Boomer customers and their parents are the ones who still have jobs, have discretionary income to some extent and still have an affinity toward the stores that outfitted their families early on.
Back in the day, JC Penney spent a lot of time and resources building their lists like any good retailer. Like any retail consultant worth their fees will tell you, to increase frequency of visits, you reward customers with discounts, just for them, for a limited time. It makes them feel like part of the club, gives them a reason to feel good about your brand and most of all, gets them in the door because it scratches their itch of urgency.
When those customers are totally turned off, what then?
You turn to a million free haircuts to try to build traffic.
Here’s the big thing no one is talking about…
In all the press releases, in all the announcements of the week, in all the smiling Ron Johnson photos, what has been absent is the reason consumers should choose to shop at Penney’s, that reason being that their service model was going to improve.
When I heard the news that a new Levi’s store had opened at my local JC Penney’s, I went. I walked in and saw two iPads on a deserted counter top. Did I see a service person? No. Did that make me want to buy jeans here? No.
If JCP is going to just be a building to house 100 shops, where is the compelling reason to choose them over the same branded stores in the mall or a competitor with better promotions?
There isn’t one.
Oh there’s a lot of gee-whiz announcements like this one, “You’ll be able to check out anywhere anytime, from anyone including yourself, because we’re going to roll out self checkout to our stores next year, and it’s really cool and it’s really easy because it’s RFID-based,’ Johnson said.”
And in a clicked-on world where everyone loves technology, maybe that will work but a friend’s aunt, a loyal JC Penney shopper won’t even use an ATM. She prefers going into the bank to transact with people, not machines.

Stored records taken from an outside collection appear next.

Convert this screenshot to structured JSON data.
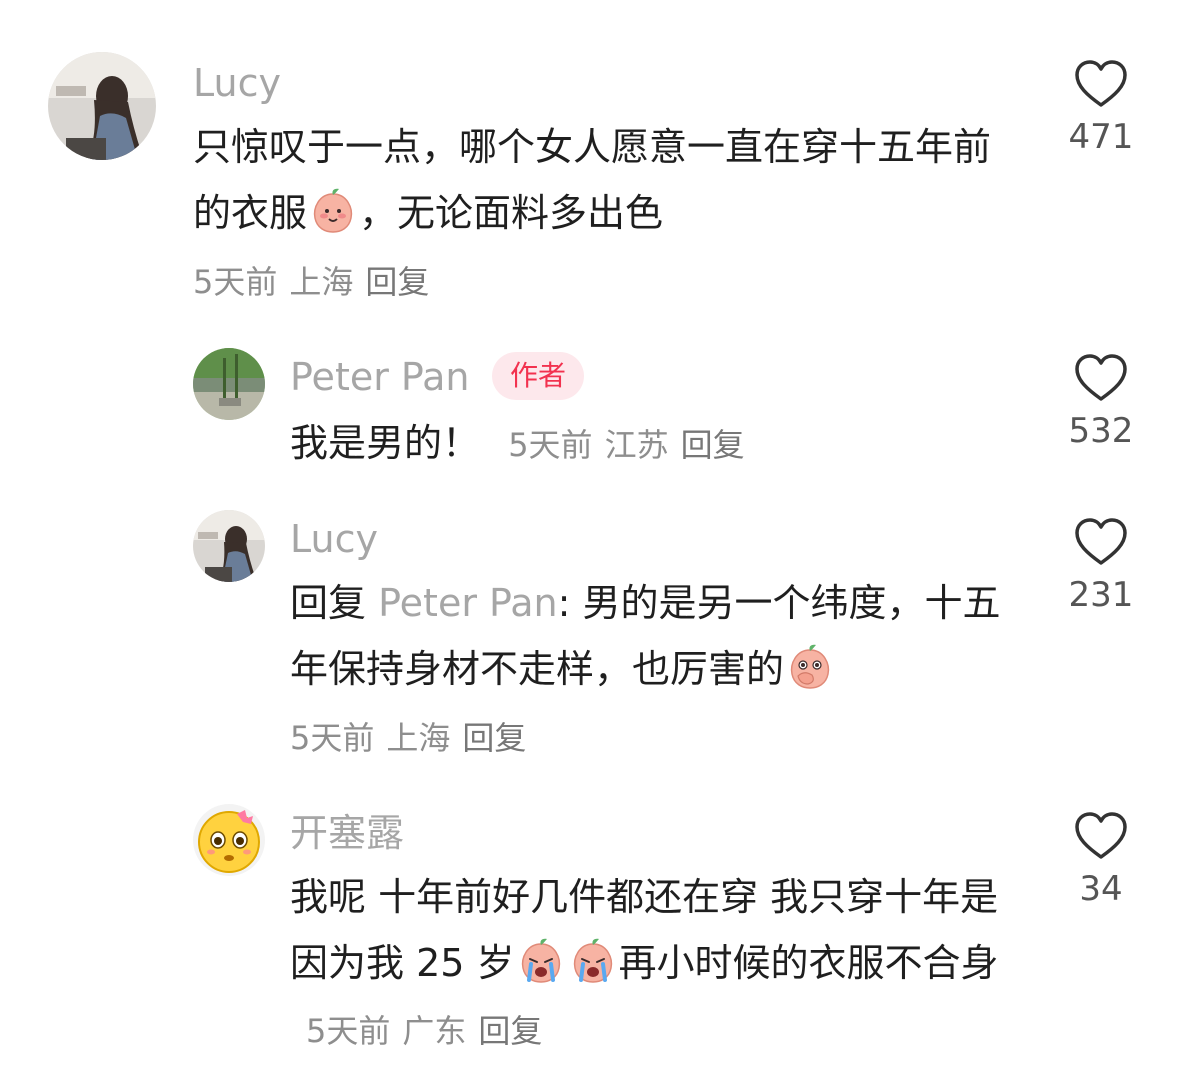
{
  "comments": [
    {
      "user": "Lucy",
      "text_before": "只惊叹于一点，哪个女人愿意一直在穿十五年前的衣服",
      "emoji": "smiling-peach-emoji",
      "text_after": "，无论面料多出色",
      "time": "5天前",
      "location": "上海",
      "reply_label": "回复",
      "likes": "471"
    },
    {
      "user": "Peter Pan",
      "badge": "作者",
      "text": "我是男的！",
      "time": "5天前",
      "location": "江苏",
      "reply_label": "回复",
      "likes": "532"
    },
    {
      "user": "Lucy",
      "reply_prefix": "回复",
      "reply_target": "Peter Pan",
      "text_before": ": 男的是另一个纬度，十五年保持身材不走样，也厉害的",
      "emoji": "covering-mouth-peach-emoji",
      "time": "5天前",
      "location": "上海",
      "reply_label": "回复",
      "likes": "231"
    },
    {
      "user": "开塞露",
      "text_before": "我呢 十年前好几件都还在穿 我只穿十年是因为我 25 岁",
      "emoji": "crying-peach-emoji",
      "text_after": "再小时候的衣服不合身",
      "time": "5天前",
      "location": "广东",
      "reply_label": "回复",
      "likes": "34"
    }
  ],
  "colors": {
    "name": "#a6a6a6",
    "text": "#1f1f1f",
    "meta": "#8e8e8e",
    "badge_text": "#f2324f",
    "badge_bg": "#fde8ec",
    "heart_stroke": "#333333"
  }
}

Think she’ll understand RFID (radio frequency ID tag) technology will make her shopping experience better because she can do it herself?
Self checkout is not the holy grail some thought it would be, checkout today’s article that IKEA is removing self-service checkouts.
But don’t tell Johnson that for he is convinced that, “…our transformation is on track. We are making extraordinary progress in everything we’re doing.”
He’s forgotten about the JCP customer. He’s forgotten that the people who built his business are not monogamous – they can go anywhere.
You have to constantly reaffirm your customers choosing you, driving past your competitor and walking into your brick and mortar store. That comes from a customer service strategy and marketing plan focused on your loyal customers.
Final thoughts on how it could play out
Scenario 1 – Johnson is able to pull it off by his target date of 2014. My guess is if this happens it will be as a result of JC Penney closing most of their rural locations, the very ones where their loyal customers used to regularly shop. It will have become a department store concept popular on the coasts and will survive for a short while as a much smaller retailer.
Scenario 2 – The clock runs out on the JC Penney turnaround. Brands that invested into the store-within-a-store concept see sales in inverse proportion to the money they invested. Investors who believed any good news get tired of waiting. The brand, after trying to woo shoppers in without discounts, reverses course just like Sears and Macy’s tried in the past, but it is too late. Loyal shoppers see JC Penney as a lost cause.
Do I want JC Penney to fail? Of course not. But the implications if it does fail -for commercial real estate, malls, shopper behavior, and in a world where 1 in 4 jobs depends on retail – are enormous. The brand needs to reconnect to their loyal customers before it is too late.